NOTE: Need to revise my original item, thanks to eyes sharper than mine. This is an edit made on Tuesday morning, December 15.
Speaking of the Regional Transit Authority, expect a lawsuit sometime after the first of the year from some of the municipalities challenging the county's creation of an RTA that could impose a half-cent sales tax on some portions of the county but not others (mainly the periphery). Some of those who would be taxed - namely, those who live outside of city and village limits - have no direct representation at all. None are elected and neither the enabling state legislation nor the county ordinance creating the RTA requires a referendum before the tax is levied.
In Waunakee, village president John Laubmeier told Blaska'sBlog, "The Village Board has not decided what it is going to do as of yet. We will probably decide in early January."
Kowtowing to the teachers union
The Capital Times is very concerned about democracy in Milwaukee, but in Dane County? Not so much. You knew it was only a matter of time before The CT would mouth the teachers union's line and come out against mayoral takeover of Milwaukee's failing public schools.
The CT actually conjures up old King George 3. Fire up the tea party!
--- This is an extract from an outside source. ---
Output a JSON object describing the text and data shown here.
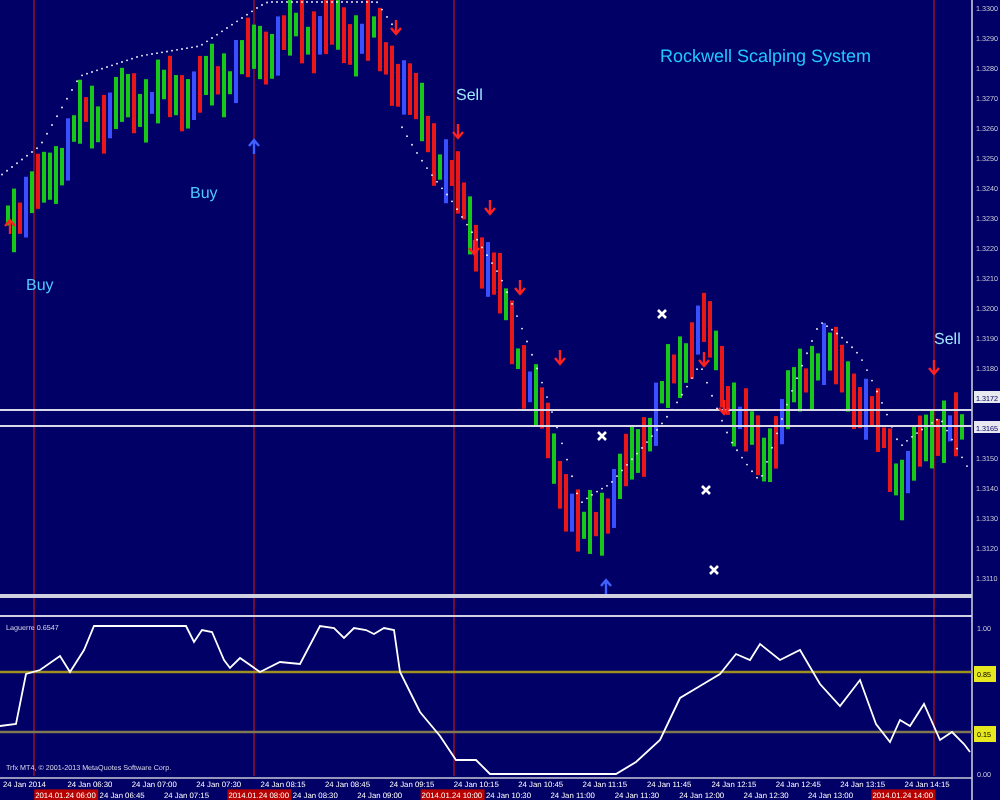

You want taxation without representation? How about the Dane County Regional Transit Authority - nine unelected people appointed by seven appointing authorities with the power to level a half-cent sales tax that would raise $42 million a year without recourse to a referendum! But the CT had no problems with that.
The essence of democracy is accountability. You like what the candidate stands for, s/he gets your vote. If not, throw the bum out!
Difference: you can vote for a mayor and people do. Only 4 percent vote for School Board in Milwaukee. And which school board member is the bad guy? That's the problem with the legislative branch - difficult to tell. No such problem with the chief executive.
Same with the unelected Landmarks Commission, whose actions can force the elected Common Council to muster a super majority. Mayor Dave Cieslewicz says it well on The Capital Times website:
Putting major public decisions in the hands of people you probably don't know, are hard to contact and aren't accountable at the next election is, as I've said, anti-democratic.
The argument is the same for the Department of Natural Resources. The governor of the state must be ultimately responsible. Otherwise, the buck stops nowhere.
It's proven to work
Chicago's mayor appoints the school superintendent - that fellow is now Obama's secretary of education. So do the mayors of New York, Philadelphia, Detroit, and Washington D.C.,; the latter once ranked at the bottom:
Student test scores released by the U.S. Department of Education last week showed that Washington's fourth-graders made the largest gains in math among big city school systems in the past two years. [Wall Street Journal: Whose got Michelle Rhee's back?]
Why would Wisconsin take a pass on the $250 million Washington is dangling in front of it? Here is the one single area where Gov. Jim E. Doyle may yet make a legacy. Can Democrats let their governor and his heir apparent, Tom Barrett, hang out to dry on this core issue? If Doyle/Barrett can't move a Democrat legislature to apply for federal handouts, what can they do?
Breaking the thuggish mentality
Hooray for the Milwaukee Journal-Sentinel! Here is an African American man, reporter James E. Causey, on the core issue:
All of these kids are fascinated in some way with the "thug" or "goon" mentality. And that disrupts the learning process in schools, places neighborhoods on high alert and keeps Milwaukee's jails full.
Unfortunately for wannabes, they try so hard to impress gang members that they often find themselves immersed in the same negative behaviors. …
Breaking this thuggish mentality is critical to tackling the gang problem and addressing a widespread achievement gap between city and suburban schools. …
Teachers have long complained about minority children failing to realize their potential out of fear of being labeled as "acting white." So they disrupt the class, skip school and fail themselves.
Yes, to aggressive performance-based governance of our schools. That starts with the raw material - the children. Again, a city mayor is in much better position to effect systemic change, including access to the bully pulpit.
Sen. Lena Taylor thinks the Mayoral takeover of MPS could pass the State Senate if it ever comes to a vote, according to the MacIver Institute.
Print is dead, or not
Print be dead:
Next month Tucker Carlson, the Fox News commentator and one-time CNN "Crossfire" host, along with former Cheney aide Neil Patel, plans on launching The Daily Caller, an ambitious and well-funded conservative web site that Carlson says "will be defined by its reporting, by the new facts it adds." But he's going to have company.
Andrew Breitbart, who's already made some dents in what he considers the "Democrat-media complex" in 2009, says he's going to roll out his own site, Big Journalism, a few days earlier - designed, he says, to report stories that the mainstream media is either missing or willfully ignoring. So reports Politico (on-line, of course).
Print not be dead:
Meanwhile, in San Francisco, news hawkers sold out of the city's newest newspaper, the 320-page, broadsheet Panorama. Thanks to Time (on-line, of course).